But it is in hire car gas charges where Gotcha Capitalism is most alive and gouging in the travel industry. There is so much hard work you have to do as a consumer to calculate whether or not to buy a tank upfront at the time of rental and if you don't to find the closest petrol/gas station to drop off, overfill the tank and do all you can to avoid paying the huge penalties involved. In the case of Dollar Rent a Car, no matter how hard you try you are still going to get slugged with a $2 "top off fee" (thanks as always to the Consumerist).
Cheating your consumer is nowhere to be found in my copy of "Customer Retention For Dummies".
Do you know of any other egregious examples in the travel industry?
UPDATE 2 - I consider myself a well experienced travel buyer and despite all of my efforts in my car rental with Budget (see above in the story) I have found it unavoidable to be hit with A$90 in charges on my card after returning the car (25% of the rental cost). This is despite prepaid, despite filling up the tank, despite denying the top up insurance premiums and despite reading all of the terms and conditions. I spoke with Budget customer service and they immediately sent me on the local office. I spoke with the local office and they simply say "that is the way we do it here, it is the computer, if you have a problem call your travel agent". In response to being told by me "this is a terrible customer experience. Why do you constantly do this - charge customers money for pre-paid booking after they have consumed the service and after they have left the country", the Budget agent in Nelson said "I have to go now and service another customer". In other words, "Gotcha!"
UPDATE - Consumerist has posted about Fodor's list of 14 hidden hotel fees (Consumerist here, Fodors here). They are (some of my comments in brackets):
# Towels (other than room—e.g., pool or fitness center)
# Business center, fitness room
# Housekeeping, bellman gratuity fees
# Water and newspapers (hate this one)
# Energy surcharge (should be included in taxes but never is)
# Early check in or out/extended cancellation

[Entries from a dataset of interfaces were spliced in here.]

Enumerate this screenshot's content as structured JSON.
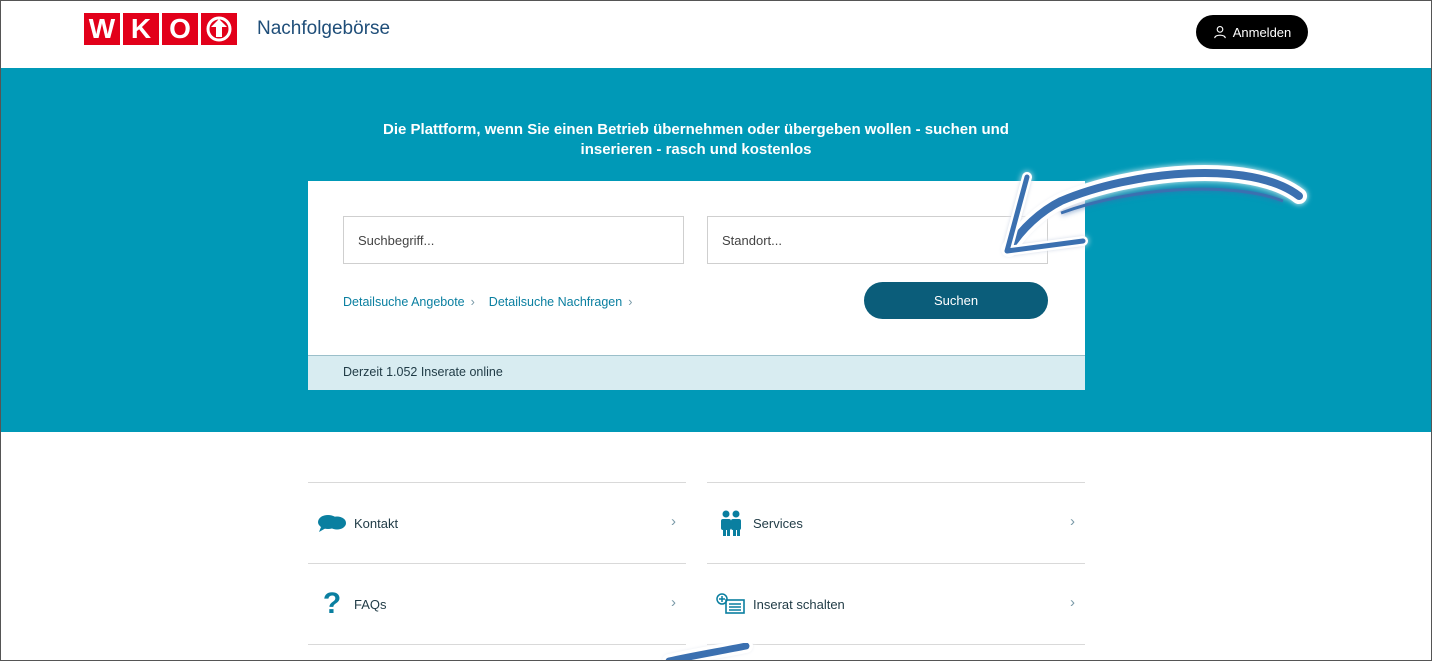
{
  "header": {
    "logo_letters": [
      "W",
      "K",
      "O"
    ],
    "brand": "Nachfolgebörse",
    "login_label": "Anmelden"
  },
  "hero": {
    "title_line1": "Die Plattform, wenn Sie einen Betrieb übernehmen oder übergeben wollen - suchen und",
    "title_line2": "inserieren - rasch und kostenlos",
    "search_placeholder": "Suchbegriff...",
    "location_placeholder": "Standort...",
    "link_offers": "Detailsuche Angebote",
    "link_requests": "Detailsuche Nachfragen",
    "search_button": "Suchen",
    "status": "Derzeit 1.052 Inserate online"
  },
  "tiles": [
    {
      "label": "Kontakt",
      "icon": "chat-bubbles-icon"
    },
    {
      "label": "Services",
      "icon": "people-icon"
    },
    {
      "label": "FAQs",
      "icon": "question-icon"
    },
    {
      "label": "Inserat schalten",
      "icon": "add-listing-icon"
    }
  ],
  "colors": {
    "accent": "#0099b7",
    "button": "#0b5d7a",
    "brand_red": "#e2001a",
    "status_bg": "#d8ecf1",
    "arrow": "#3b6fb0"
  }
}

# Shuttle service
# Bartenders (not heard of this before)
# Room block fees (not heard of this either)
# Random incorrect charges (hmm not sure about how helpful this is)